5.8 Cluster-de ned contextual Realm Shapes . . . . . . . . . . . . . . . . . . . 159
5.9 Range-global cluster-derived contextual Realm . . . . . . . . . . . . . . . . 161
5.10 Example Realm on R . . . . . . . . . . . . . . . . . . . . . . . . . . . . . 164loc
6.1 Distribution of the Contextual Map . . . . . . . . . . . . . . . . . . . . . . 168
6.2 Distributed Architectures . . . . . . . . . . . . . . . . . . . . . . . . . . . . 170
6.3 Dependencies among Distribution Metrics . . . . . . . . . . . . . . . . . . 174
6.4 Updates in P2P Networks . . . . . . . . . . . . . . . . . . . . . 176
6.5 Update Vector passing in P2P Architectures. . . . . . . . . . . . . . . . . . 177
6.6 Environmental Heterogeneity Handling. . . . . . . . . . . . . . . . . . . . . 181
7.1 Components of the Contextual Map Prototype . . . . . . . . . . . . . . . . 189
7.2 Static Prototype Architecture . . . . . . . . . . . . . . . . . . . . . . . . . 191
7.3 Observer Pattern for contextual Update Management . . . . . . . . . . . . 192
7.4 Mapping Rule during Update . . . . . . . . . . . . . . . . . . . . . . . . . 193
7.5 Work ows of Prototype . . . . . . . . . . . . . . . . . . . . . . . . . . . . . 197
8.1 Comparison of Index Structures . . . . . . . . . . . . . . . . . . . . . . . . 200
8.2 Index Construction Benchmark . . . . . . . . . . . . . . . . . . . . . . . . 202

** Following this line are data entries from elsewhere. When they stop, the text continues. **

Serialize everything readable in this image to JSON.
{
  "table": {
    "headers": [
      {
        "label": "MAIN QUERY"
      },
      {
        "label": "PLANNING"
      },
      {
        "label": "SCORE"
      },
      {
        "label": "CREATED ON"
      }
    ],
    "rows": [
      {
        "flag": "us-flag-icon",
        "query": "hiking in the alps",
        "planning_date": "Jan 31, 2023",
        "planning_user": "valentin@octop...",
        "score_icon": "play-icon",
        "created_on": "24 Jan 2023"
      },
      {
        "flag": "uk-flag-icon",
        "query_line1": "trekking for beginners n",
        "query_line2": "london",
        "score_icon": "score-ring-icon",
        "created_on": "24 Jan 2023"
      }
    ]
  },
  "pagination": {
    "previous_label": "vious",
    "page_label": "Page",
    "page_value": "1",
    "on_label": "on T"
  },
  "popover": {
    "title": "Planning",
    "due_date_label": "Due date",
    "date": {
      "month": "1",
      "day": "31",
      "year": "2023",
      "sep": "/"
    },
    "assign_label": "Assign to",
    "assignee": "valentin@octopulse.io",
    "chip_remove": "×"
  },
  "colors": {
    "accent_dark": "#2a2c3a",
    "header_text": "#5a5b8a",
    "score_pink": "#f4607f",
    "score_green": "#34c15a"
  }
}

8.3 Insertion into Index Benc . . . . . . . . . . . . . . . . . . . . . . . . 203
8.4 k-NN Query on Index Benchmark . . . . . . . . . . . . . . . . . . . . . . . 204
8.5 Range on Index Benc . . . . . . . . . . . . . . . . . . . . . . 205

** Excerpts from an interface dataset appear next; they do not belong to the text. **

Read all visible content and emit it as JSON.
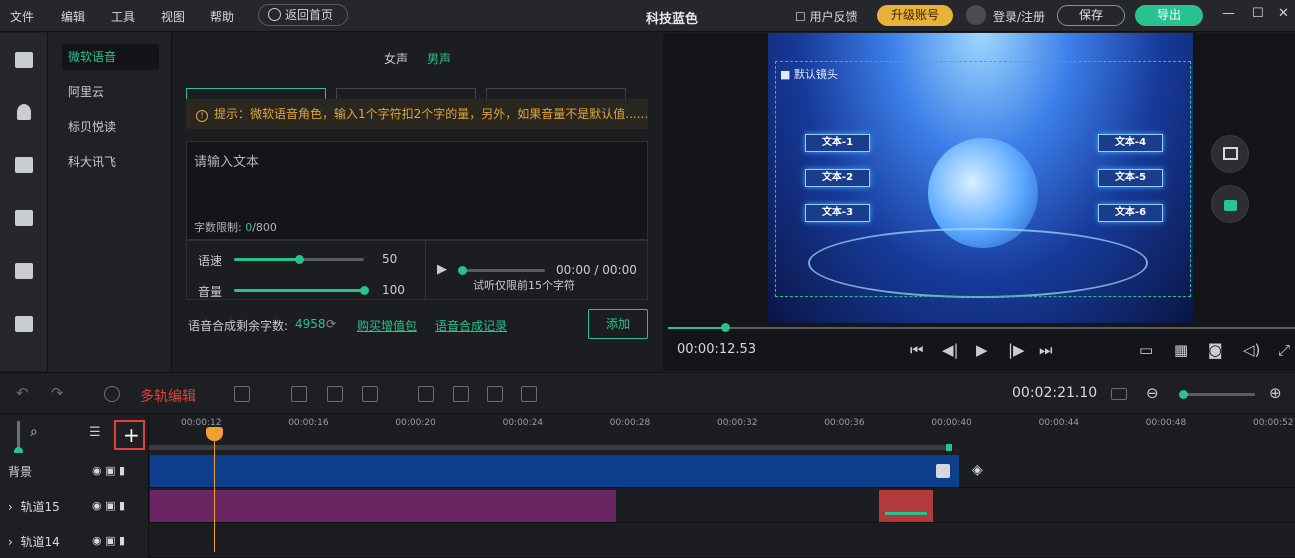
{
  "menu": [
    "文件",
    "编辑",
    "工具",
    "视图",
    "帮助"
  ],
  "home_button": "返回首页",
  "app_title": "科技蓝色",
  "feedback": "用户反馈",
  "upgrade": "升级账号",
  "login": "登录/注册",
  "save": "保存",
  "export": "导出",
  "engines": [
    "微软语音",
    "阿里云",
    "标贝悦读",
    "科大讯飞"
  ],
  "voice_tabs": {
    "female": "女声",
    "male": "男声"
  },
  "tip": "提示：微软语音角色，输入1个字符扣2个字的量，另外，如果音量不是默认值......",
  "text_placeholder": "请输入文本",
  "char_limit_label": "字数限制: ",
  "char_limit_used": "0",
  "char_limit_max": "/800",
  "speed_label": "语速",
  "speed_value": "50",
  "volume_label": "音量",
  "volume_value": "100",
  "speed_level": 0.5,
  "volume_level": 1.0,
  "audition_time": "00:00 / 00:00",
  "audition_note": "试听仅限前15个字符",
  "remaining_label": "语音合成剩余字数:",
  "remaining_value": "4958",
  "buy_link": "购买增值包",
  "history_link": "语音合成记录",
  "add_button": "添加",
  "preview": {
    "camera_label": "默认镜头",
    "boxes": [
      "文本-1",
      "文本-2",
      "文本-3",
      "文本-4",
      "文本-5",
      "文本-6"
    ],
    "current_time": "00:00:12.53"
  },
  "timeline": {
    "total_time": "00:02:21.10",
    "annotation": "多轨编辑",
    "ticks": [
      "00:00:12",
      "00:00:16",
      "00:00:20",
      "00:00:24",
      "00:00:28",
      "00:00:32",
      "00:00:36",
      "00:00:40",
      "00:00:44",
      "00:00:48",
      "00:00:52"
    ],
    "tracks": [
      "背景",
      "轨道15",
      "轨道14"
    ]
  },
  "colors": {
    "accent": "#29c28e",
    "upgrade": "#e8b13a",
    "bg_clip": "#0e3f8f",
    "track15_clip": "#6a2663",
    "tip_text": "#e0a53a"
  }
}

8.6 Scenario Setting . . . . . . . . . . . . . . . . . . . . . . . . . . . . . . . . . 208
8.7 Simulation Architecture . . . . . . . . . . . . . . . . . . . . . . . 209
9.1 Hybrid Context Model . . . . . . . . . . . . . . . . . . . . . . . . . . . . . 217
6